[Records from a data collection]

┌──

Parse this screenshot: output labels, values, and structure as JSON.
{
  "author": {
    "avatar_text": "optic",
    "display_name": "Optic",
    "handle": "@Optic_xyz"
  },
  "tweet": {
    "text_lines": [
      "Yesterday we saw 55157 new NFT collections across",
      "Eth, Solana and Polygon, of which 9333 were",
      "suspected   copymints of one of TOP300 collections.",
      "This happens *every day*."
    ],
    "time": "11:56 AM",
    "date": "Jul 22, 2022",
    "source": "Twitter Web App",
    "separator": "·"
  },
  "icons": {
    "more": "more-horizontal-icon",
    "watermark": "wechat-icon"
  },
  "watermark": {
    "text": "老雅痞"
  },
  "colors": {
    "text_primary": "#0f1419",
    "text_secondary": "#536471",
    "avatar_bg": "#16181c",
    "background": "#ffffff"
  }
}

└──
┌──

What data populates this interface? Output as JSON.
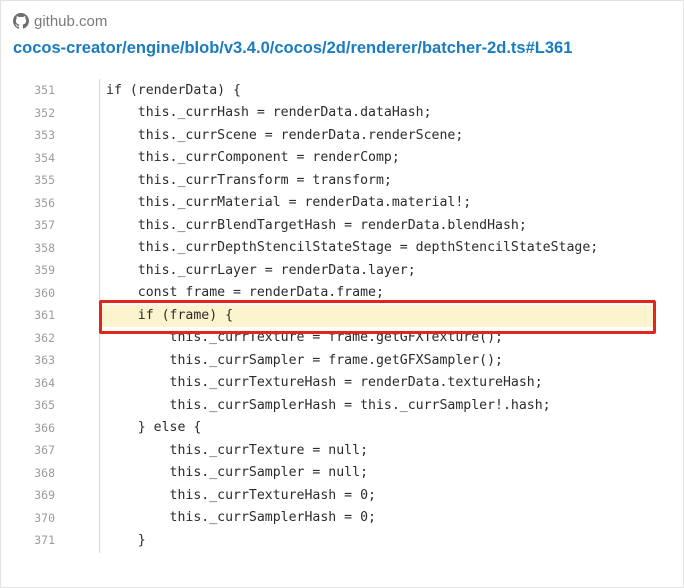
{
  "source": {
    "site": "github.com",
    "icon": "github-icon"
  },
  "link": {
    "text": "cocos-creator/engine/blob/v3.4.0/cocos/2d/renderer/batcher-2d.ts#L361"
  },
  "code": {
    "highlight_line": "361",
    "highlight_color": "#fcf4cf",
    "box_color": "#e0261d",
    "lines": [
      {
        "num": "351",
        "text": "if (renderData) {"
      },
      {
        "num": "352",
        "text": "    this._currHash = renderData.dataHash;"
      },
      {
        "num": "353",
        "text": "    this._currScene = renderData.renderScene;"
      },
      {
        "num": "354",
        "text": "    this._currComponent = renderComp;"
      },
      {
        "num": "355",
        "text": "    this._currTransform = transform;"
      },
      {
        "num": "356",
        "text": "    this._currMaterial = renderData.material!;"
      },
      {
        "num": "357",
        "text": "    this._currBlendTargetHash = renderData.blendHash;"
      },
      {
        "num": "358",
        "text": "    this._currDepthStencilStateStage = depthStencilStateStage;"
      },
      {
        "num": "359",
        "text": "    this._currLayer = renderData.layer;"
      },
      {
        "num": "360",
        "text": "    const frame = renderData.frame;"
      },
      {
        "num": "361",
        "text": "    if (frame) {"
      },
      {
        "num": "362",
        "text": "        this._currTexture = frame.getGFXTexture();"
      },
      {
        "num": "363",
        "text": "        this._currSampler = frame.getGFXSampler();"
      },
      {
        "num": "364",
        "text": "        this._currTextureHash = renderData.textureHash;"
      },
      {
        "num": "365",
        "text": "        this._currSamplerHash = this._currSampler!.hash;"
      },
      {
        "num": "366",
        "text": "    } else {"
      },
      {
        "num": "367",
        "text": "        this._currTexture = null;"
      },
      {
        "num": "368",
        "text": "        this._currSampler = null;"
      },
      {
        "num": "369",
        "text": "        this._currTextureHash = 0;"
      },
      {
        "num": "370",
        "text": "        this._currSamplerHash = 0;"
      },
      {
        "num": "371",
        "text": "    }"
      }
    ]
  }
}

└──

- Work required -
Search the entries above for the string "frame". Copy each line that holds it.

- Answer box -
        "text": "    const frame = renderData.frame;"
        "text": "    if (frame) {"
        "text": "        this._currTexture = frame.getGFXTexture();"
        "text": "        this._currSampler = frame.getGFXSampler();"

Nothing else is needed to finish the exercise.